It will be dreadfully annoying.
That being said, Ohio State and the coaches can only take care of their recruiting business, whatever happens at other schools is largely up to us fans to deal with… so prepare yourselves accordingly.
The most important thing to remember is that when you throw out 100 offers, which Michigan is well on their way to hitting, you are only expecting to land about 25% of those offers. That’s a pretty embarrassing admission of your lack of appeal, and something that Ron Zook is infamous for at Illinois. So congratulations Michigan, you have turned into the recruiting equivalent of the Illini.
It is still early in the recruiting season so there is not much going on outside of verbal offers, but Ohio State has been throwing them out at a relatively fast clip. The early offers in general and the newest ones in particular confirm two things we already knew about the 2012 class.
First, the Buckeyes are going after offensive tackles hard. Second, the Buckeyes are looking across the country (particularly for defensive backs) before they turn their attention to Ohio players. It looks like Tressel and company will take their time (possibly waiting until camp) to sort out who they will target in-state… beyond the ones already offered of course.

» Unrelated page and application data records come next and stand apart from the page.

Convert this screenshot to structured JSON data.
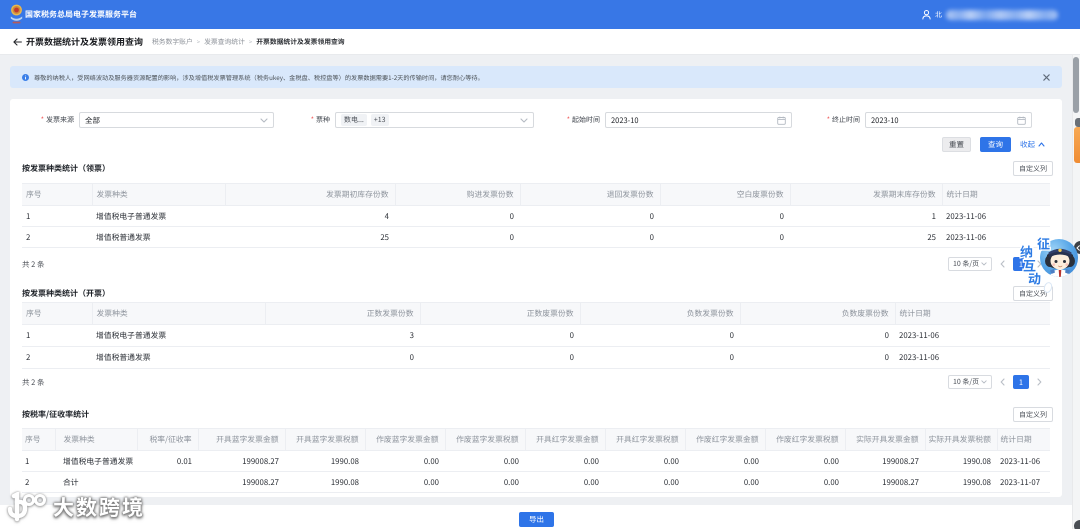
{
  "topbar": {
    "brand": "国家税务总局电子发票服务平台",
    "user_prefix": "北"
  },
  "titlebar": {
    "title": "开票数据统计及发票领用查询",
    "breadcrumbs": [
      "税务数字账户",
      "发票查询统计",
      "开票数据统计及发票领用查询"
    ]
  },
  "banner": {
    "text": "尊敬的纳税人，受网络波动及服务器资源配置的影响，涉及增值税发票管理系统（税务ukey、金税盘、税控盘等）的发票数据需要1-2天的传输时间，请您耐心等待。"
  },
  "filters": {
    "source": {
      "label": "发票来源",
      "value": "全部"
    },
    "type": {
      "label": "票种",
      "tags": [
        "数电...",
        "+13"
      ]
    },
    "start": {
      "label": "起始时间",
      "value": "2023-10"
    },
    "end": {
      "label": "终止时间",
      "value": "2023-10"
    }
  },
  "actions": {
    "reset": "重置",
    "query": "查询",
    "collapse": "收起"
  },
  "customize_label": "自定义列",
  "sections": [
    {
      "title": "按发票种类统计（领票）",
      "columns": [
        "序号",
        "发票种类",
        "发票期初库存份数",
        "购进发票份数",
        "退回发票份数",
        "空白废票份数",
        "发票期末库存份数",
        "统计日期"
      ],
      "rows": [
        [
          "1",
          "增值税电子普通发票",
          "4",
          "0",
          "0",
          "0",
          "1",
          "2023-11-06"
        ],
        [
          "2",
          "增值税普通发票",
          "25",
          "0",
          "0",
          "0",
          "25",
          "2023-11-06"
        ]
      ],
      "total": "共 2 条",
      "page_size": "10 条/页",
      "page": "1"
    },
    {
      "title": "按发票种类统计（开票）",
      "columns": [
        "序号",
        "发票种类",
        "正数发票份数",
        "正数废票份数",
        "负数发票份数",
        "负数废票份数",
        "统计日期"
      ],
      "rows": [
        [
          "1",
          "增值税电子普通发票",
          "3",
          "0",
          "0",
          "0",
          "2023-11-06"
        ],
        [
          "2",
          "增值税普通发票",
          "0",
          "0",
          "0",
          "0",
          "2023-11-06"
        ]
      ],
      "total": "共 2 条",
      "page_size": "10 条/页",
      "page": "1"
    },
    {
      "title": "按税率/征收率统计",
      "columns": [
        "序号",
        "发票种类",
        "税率/征收率",
        "开具蓝字发票金额",
        "开具蓝字发票税额",
        "作废蓝字发票金额",
        "作废蓝字发票税额",
        "开具红字发票金额",
        "开具红字发票税额",
        "作废红字发票金额",
        "作废红字发票税额",
        "实际开具发票金额",
        "实际开具发票税额",
        "统计日期"
      ],
      "rows": [
        [
          "1",
          "增值税电子普通发票",
          "0.01",
          "199008.27",
          "1990.08",
          "0.00",
          "0.00",
          "0.00",
          "0.00",
          "0.00",
          "0.00",
          "199008.27",
          "1990.08",
          "2023-11-06"
        ],
        [
          "2",
          "合计",
          "",
          "199008.27",
          "1990.08",
          "0.00",
          "0.00",
          "0.00",
          "0.00",
          "0.00",
          "0.00",
          "199008.27",
          "1990.08",
          "2023-11-07"
        ]
      ]
    }
  ],
  "export_label": "导出",
  "mascot": {
    "chars": [
      "征",
      "纳",
      "互",
      "动"
    ]
  },
  "watermark": {
    "text": "大数跨境"
  },
  "colors": {
    "accent": "#2e74e8",
    "topbar": "#3877e6",
    "banner_bg": "#d9e8fb",
    "orange_tab": "#f59a3c"
  }
}
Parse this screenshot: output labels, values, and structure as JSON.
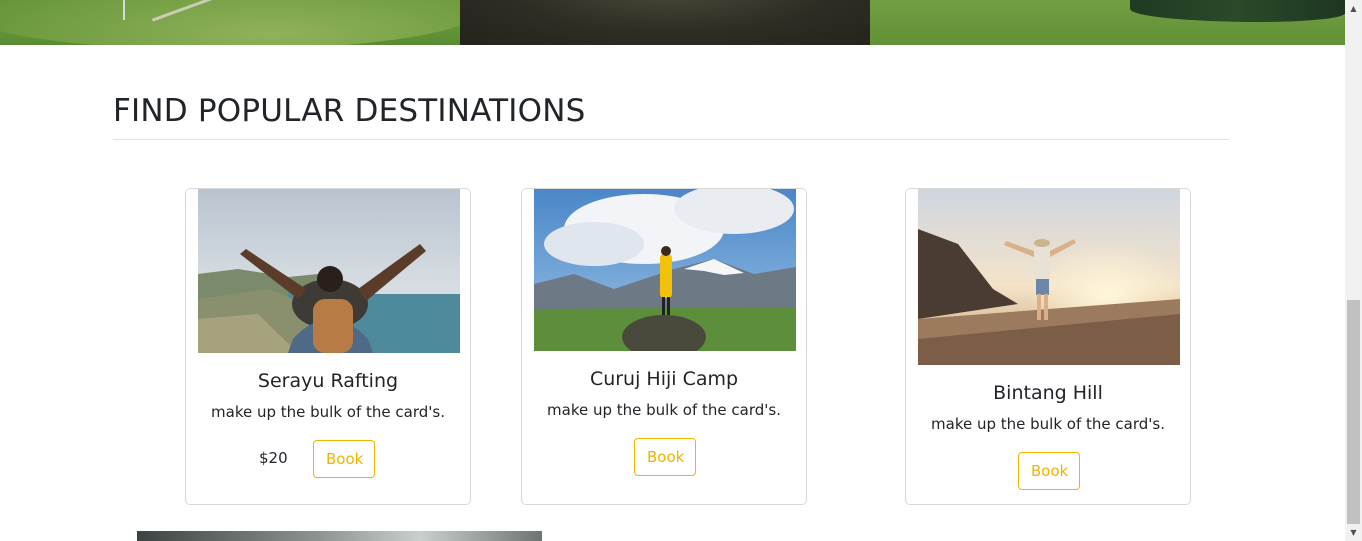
{
  "section": {
    "title": "FIND POPULAR DESTINATIONS"
  },
  "cards": [
    {
      "title": "Serayu Rafting",
      "text": "make up the bulk of the card's.",
      "price": "$20",
      "button": "Book"
    },
    {
      "title": "Curuj Hiji Camp",
      "text": "make up the bulk of the card's.",
      "button": "Book"
    },
    {
      "title": "Bintang Hill",
      "text": "make up the bulk of the card's.",
      "button": "Book"
    }
  ],
  "colors": {
    "accent": "#f0b400",
    "border": "#d9d9d9",
    "text": "#212529"
  }
}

This strategy may seem odd considering the amount of talent in Ohio, but with the built-in advantage the Buckeyes have (not the least of which is Tressel’s relationship with high school coaches across the state), I am sure the staff knows exactly what they are doing.
The other thing worth noting is that even though there are only 15 seniors scheduled to graduate following the 2011 season, it seems highly likely that the 2012 class will approach 20 players (give or take). The off-season is a long one, and transfers or other forms of attrition will likely open up some addition spots in the class.
Whether you are tracking early verbal offers, Ohio prospects waiting for offers, or the number of spots available in the class, 2012 recruiting will keep us entertained for months and months.
Read on for updates to the 2012 big board.
Now that the ink has dried on the 2011 recruiting class, it is officially time to start looking ahead to 2012… recruiting has no off season. The 2012 class is projected to have a relatively low number of scholarships, which is a shame given the huge amount of talent present in Ohio and across the country.
With 5 players already in the fold, the Buckeyes will be looking to add approximately 10-15 additional prospects over the next 12 months. Like 2011, the class will fill up quickly (primarily with in-state players), leaving the coaches plenty of time to focus on a small number of elite out-of-state targets that will take a bit longer to reel in.
Regardless of who the Buckeyes sign, disappointment is inevitable in 2012. Ohio State will miss on some extremely talented players simply because there won’t be room for them. The in-state players heading abroad will be particularly difficult to witness, but you play the hand you are dealt.
For the record, number crunches like Ohio State is facing in 2012 are exactly why oversigning provides such a huge advantage for certain teams, but I digress.
Joe also contributed to this post.
With the excitement of fall camp and the start of the season, recruiting has been on the back burner for weeks.
With those two commitments and the recent addition of several new in-state offers (one of which was Kalis), the 2012 class is starting to gain some momentum.
As far as the 2011 class is concerned, outside of Doran Grant, Aundrey Walker, and Shane Wynn eventually becoming Buckeyes, everything else is up in the air.
The area of most confusion in 2011 is at linebacker. Ohio State clearly would like to take at least one linebacker in the class… the problem is figuring out who that will be.
Join me after the jump for a look at how the 2011 class might wind down and an early look at the extremely talented 2012 class. Read More